The answer to the question posed in our headline is...it's complicated. So it goes with many things in life, like an undefined relationship status. That's an apt comparison to Apple announcing that its Self Service Repair program is now available to iPhone owners in the US, because at a glance, there are some things we like about it and some things we don't.
Apple announced the program last November, saying at the time it would launch early in 2022. We're not quite at the mid-year point for 2022, so depending on your definition of "early," Apple technically held good on its promise. But let's not quibble about timing and instead take a look at the program itself and what it offers (as well as what it doesn't).
Apple's Self Service Program Program Gives iPhone Owners Access To Hundreds Of Parts And Tools
The core of the program is the opening of an online store where iPhone owners in the US can purchase more than 200 genuine parts and repair tools to fix iPhone 12, iPhone 13, and iPhone SE (3rd generation) handsets. At present, replacement parts consist of the battery, bottom speaker, camera, display, SIM tray, and taptic engine.
"Every genuine Apple part is designed and engineered for each product, and goes through extensive testing to ensure the highest quality, safety, and reliability. The parts are the same ones—at the same price—as those available to Apple’s network of authorized repair providers. For certain repairs, customers will receive a credit when returning a replaced part for recycling," Apple explains.
It's great that Apple is offering up replacement parts at the same cost its network of authorized repair providers pay, along with a credit incentive to return the broken component.

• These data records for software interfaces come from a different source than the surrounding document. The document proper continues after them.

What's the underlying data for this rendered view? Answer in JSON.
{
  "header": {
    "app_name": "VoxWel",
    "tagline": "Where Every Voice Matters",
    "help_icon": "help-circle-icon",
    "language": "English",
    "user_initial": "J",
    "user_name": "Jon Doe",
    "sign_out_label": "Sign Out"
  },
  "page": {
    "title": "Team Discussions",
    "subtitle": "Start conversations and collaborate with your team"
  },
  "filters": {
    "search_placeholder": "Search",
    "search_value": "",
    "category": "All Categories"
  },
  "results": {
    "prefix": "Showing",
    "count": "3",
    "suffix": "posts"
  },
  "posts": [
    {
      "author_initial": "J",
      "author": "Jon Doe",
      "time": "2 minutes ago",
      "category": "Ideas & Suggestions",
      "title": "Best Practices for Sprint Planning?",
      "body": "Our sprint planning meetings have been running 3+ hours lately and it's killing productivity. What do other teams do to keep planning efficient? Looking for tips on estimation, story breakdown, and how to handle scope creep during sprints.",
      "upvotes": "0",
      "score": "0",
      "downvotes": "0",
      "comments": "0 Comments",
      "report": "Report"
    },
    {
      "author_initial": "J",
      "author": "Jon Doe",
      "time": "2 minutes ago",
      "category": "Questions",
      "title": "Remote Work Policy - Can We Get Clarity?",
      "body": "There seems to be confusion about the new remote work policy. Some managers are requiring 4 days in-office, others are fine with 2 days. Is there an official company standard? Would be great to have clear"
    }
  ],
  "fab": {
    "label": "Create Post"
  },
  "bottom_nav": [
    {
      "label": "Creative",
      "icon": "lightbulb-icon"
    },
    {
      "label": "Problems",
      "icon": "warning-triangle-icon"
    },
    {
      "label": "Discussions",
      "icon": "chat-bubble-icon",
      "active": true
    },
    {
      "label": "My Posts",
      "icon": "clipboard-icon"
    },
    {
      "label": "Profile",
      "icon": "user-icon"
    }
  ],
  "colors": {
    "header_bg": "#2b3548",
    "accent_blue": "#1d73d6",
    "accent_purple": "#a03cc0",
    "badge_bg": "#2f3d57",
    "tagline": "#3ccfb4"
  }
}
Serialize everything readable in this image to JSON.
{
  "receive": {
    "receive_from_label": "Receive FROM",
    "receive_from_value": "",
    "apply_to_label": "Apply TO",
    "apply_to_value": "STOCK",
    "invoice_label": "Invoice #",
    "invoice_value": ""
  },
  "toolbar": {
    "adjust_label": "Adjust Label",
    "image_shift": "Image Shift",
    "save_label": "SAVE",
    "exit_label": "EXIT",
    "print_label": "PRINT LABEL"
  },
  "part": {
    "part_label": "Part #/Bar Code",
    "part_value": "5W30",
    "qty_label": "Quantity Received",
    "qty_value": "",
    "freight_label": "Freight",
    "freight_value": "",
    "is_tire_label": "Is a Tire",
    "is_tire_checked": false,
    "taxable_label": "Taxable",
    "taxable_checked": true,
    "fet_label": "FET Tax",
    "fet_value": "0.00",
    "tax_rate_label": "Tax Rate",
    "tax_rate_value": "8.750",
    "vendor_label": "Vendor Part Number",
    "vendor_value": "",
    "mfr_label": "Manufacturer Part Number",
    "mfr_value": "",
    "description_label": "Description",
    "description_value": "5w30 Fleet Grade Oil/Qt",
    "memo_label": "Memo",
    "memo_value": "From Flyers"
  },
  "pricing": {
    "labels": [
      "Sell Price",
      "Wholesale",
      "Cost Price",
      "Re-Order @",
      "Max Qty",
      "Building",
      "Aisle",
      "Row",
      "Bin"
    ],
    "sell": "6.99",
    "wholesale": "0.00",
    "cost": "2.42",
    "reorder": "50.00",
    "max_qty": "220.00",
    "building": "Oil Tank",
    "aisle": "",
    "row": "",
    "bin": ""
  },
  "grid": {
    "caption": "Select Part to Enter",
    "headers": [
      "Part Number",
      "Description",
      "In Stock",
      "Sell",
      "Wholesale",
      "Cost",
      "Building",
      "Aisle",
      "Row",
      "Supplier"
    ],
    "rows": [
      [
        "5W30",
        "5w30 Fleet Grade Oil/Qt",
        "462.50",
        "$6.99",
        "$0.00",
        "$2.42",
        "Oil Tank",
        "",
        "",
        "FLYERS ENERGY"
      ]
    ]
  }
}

Likewise, the tools that are up for grabs are the same ones they use too.
This is the first time Apple has made available tools to the general public, and you don't even have to buy them outright if you're only going to use them once for a single repair—Apple's offering week-long tool rental kits for $49 (with free shipping). That's a huge deal, because these rental kits come with a heated display removal fixture that costs $256.35 by itself.
The other highlight is the access to repair manuals. Apple makes clear that iPhone owners are still best served by delegating repairs to professionals, but for those who want to go the DIY route, the access to genuine parts, tools, and detailed repair guides is a boon.
There's Still Room For Apple's Self Service Repair Program To Improve
So what's not to like? The program is limited in scope right now, and depending on the repair, you might not save much versus having Apple (or its network of repair partners) do it for you. The biggest caveat, however, is the one that irks the folks at iFixIt.
"Apple is doubling down on its parts pairing strategy, enabling only very limited, serial number-authorized repairs. You cannot purchase key parts without a serial number or IMEI. If you use an aftermarket part, there’s an 'unable to verify' warning waiting for you. This strategy hamstrings third-party repair with feature loss and scare tactics and could dramatically limit options for recyclers and refurbishers, short-circuiting the circular economy," iFixIt says.
The popular DIY repair site says this essentially puts an expiration date on iPhone devices, because eventually there will be parts to support a particular model and no way to refurbish it. For this reason, iFixIt has insisted that the companies it has been partnering with (Google, HTC Vive, Motorola, Samsung, and Valve) not tie serial numbers to the replacement parts it sells for them.
"While it’s a great step for repair, and a change of course for the mighty Apple, the program doesn’t do what Right to Repair legislation around the world aims to do," iFixIt says.
So yes, it's a complicated relationship Apple is embarking on with iPhone users. That said, the Self Service Repair program is the most forthcoming Apple has ever been with regards to the right-to-repair movement, and it should get better over time. At the very least, it will expand to more countries and include more products.